viewing mankind as a whole, not merely as divided into political
structures attempting to take advantage of each other with policies
leading inexorably toward warfare. Human rights are universal! A
money system in so much conflict with human rights in our own
country, extends its injustice around the world. We must eliminate
the moves toward warfare now, or the warmongers will be in a
position under the false guise of "security" to restrict
our rights including those that enable us to reform our system.
Stephen Zarlenga gave a description of the "Chicago Plan"
which came out of the Great Depression as a solution to the banking
crisis, and was endorsed by the then great economic minds in the
nation. He showed how the American Monetary Act incorporates the
main elements of the Chicago Plan and adds some more, based on our
experience since the 1930's.
Congressman Dennis Kucinich's inspiring conference keynote address
can be viewed in its entirety at http://www.monetary.org
The American Monetary Institute issued the following press release
after the conference:
|PRESS RELEASE -- For Immediate Release, October 6, 2005 by
the American Monetary Institute -- a monetary policy think tank
- Chicago 2005 Monetary Reform Conference - Congressman Dennis
Kucinich, Keynote Speaker
MONEY REFORM PLAN WOULD SAVE TAXPAYERS $ BILLIONS PER YEAR
IN KATRINA CLEANUP
"An alteration in the way money is introduced into our
economy would save at least $10 billion dollars per year in
the cleanup and rebuilding aftermath of Hurricanes Katrina and

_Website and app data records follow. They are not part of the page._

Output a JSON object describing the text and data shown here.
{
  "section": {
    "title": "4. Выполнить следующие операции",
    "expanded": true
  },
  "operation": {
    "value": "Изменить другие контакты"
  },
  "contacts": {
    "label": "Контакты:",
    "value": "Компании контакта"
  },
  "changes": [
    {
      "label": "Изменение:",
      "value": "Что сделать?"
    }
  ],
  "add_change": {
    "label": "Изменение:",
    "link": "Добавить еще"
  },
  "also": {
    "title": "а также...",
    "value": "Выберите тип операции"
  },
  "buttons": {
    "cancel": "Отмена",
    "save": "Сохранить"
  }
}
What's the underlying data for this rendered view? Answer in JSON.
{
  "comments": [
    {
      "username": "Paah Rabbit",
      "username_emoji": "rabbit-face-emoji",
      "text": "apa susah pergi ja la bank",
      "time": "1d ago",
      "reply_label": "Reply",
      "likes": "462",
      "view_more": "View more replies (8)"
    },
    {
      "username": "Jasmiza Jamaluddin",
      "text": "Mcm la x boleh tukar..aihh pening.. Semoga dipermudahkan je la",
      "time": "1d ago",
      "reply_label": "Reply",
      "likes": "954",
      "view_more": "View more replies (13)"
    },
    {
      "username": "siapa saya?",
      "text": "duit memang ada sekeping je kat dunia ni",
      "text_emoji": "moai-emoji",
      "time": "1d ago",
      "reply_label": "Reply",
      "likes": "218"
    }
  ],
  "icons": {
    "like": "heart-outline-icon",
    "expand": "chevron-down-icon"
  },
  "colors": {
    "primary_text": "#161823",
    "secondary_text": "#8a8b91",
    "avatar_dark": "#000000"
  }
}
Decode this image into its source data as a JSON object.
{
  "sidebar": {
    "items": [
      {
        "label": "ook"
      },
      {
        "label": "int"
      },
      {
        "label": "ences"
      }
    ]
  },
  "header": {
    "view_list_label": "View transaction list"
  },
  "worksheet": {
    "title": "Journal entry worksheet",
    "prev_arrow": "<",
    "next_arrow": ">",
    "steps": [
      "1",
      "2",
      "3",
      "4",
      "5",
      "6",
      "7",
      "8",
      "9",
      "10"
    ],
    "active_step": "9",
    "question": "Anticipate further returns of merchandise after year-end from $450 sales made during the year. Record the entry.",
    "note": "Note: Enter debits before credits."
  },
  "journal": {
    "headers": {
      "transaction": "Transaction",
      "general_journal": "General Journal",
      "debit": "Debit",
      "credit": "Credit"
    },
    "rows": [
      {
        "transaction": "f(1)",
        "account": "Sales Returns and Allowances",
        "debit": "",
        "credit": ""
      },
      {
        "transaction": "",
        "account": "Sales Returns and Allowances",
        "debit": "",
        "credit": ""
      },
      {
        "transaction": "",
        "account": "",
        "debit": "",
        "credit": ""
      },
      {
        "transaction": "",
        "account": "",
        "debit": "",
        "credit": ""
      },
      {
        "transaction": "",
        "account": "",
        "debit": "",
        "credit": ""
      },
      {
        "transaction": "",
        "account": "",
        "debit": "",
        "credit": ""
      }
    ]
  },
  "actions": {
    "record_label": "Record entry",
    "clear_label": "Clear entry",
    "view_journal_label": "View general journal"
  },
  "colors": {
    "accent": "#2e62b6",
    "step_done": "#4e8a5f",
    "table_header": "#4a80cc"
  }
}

Rita. If the cleanup loans last the normal 30 years, the
savings will be over $250 billion," says Stephen
Zarlenga, Director of the American Monetary Institute. The
plan, known as The American Monetary Act was discussed at the
AMI 2005 Monetary Reform Conference, held in Chicago over the
weekend at the Essex Inn.
The proposed three part reform of our currency system would
have the U.S. Government directly spend the money into
circulation rather than the present method of allowing the
banking system to create the money and then the government
borrowing the money. Funding such infrastructure expenses
through bonds generally doubles to triples their final cost.
The reform avoids this expense by removing the fractional
reserve provision of the present system, which in effect
allows the banking system to create the much needed new money
that must be continually introduced into the economy, as
population and economic activity expands; or when emergencies
such as Katrina, or warfare require great expenditures. Under
the reform only the U.S. government, not the private banking
system would be allowed to create money.
"What we're proposing is very similar to the 'Chicago
Plan' which came out of University of Chicago economists in
the 1930's and was widely supported nationwide by the
economics profession back then," said Zarlenga.
Under the plan the government spends the new money into
circulation on necessary infrastructure, including education.
A presentation at the conference by the American Society of
Civil Engineers pointed out the deteriorating condition of
American infrastructure, which currently receives an overall
grade of D, and is predicted to reach D- soon.
MOST OF KATRINA'S DAMAGE ON NEW ORLEANS COULD HAVE BEEN
"This method of introducing new money through
infrastructure creation and repair would actually have stopped
most of the damage and loss of life in New Orleans because the
money would have been available to repair the levees, and they
would have probably held", said Zarlenga. "The
difference is that under the present private control, money
goes largely into speculative bubbles, including wall street
games and real estate", he said. "Under societal
control it would go much more toward promoting the general
welfare. Inflation is avoided because real material wealth has
been created in the process, and catastrophic loss including
loss of life is prevented."
The keynote speaker at the conference was Congressman Dennis
Kucinich, on the topic of Economic Justice. The American
Monetary Institute is a 501.c3 publicly supported charitable
trust organized in 1996 to promote the independent study of
monetary history, theory and reform. This was the institute's
first public conference and annual conferences are planned.
The institutes website is at www.monetary.org. where a
complete video of Congressman Kucinich's speech can be viewed.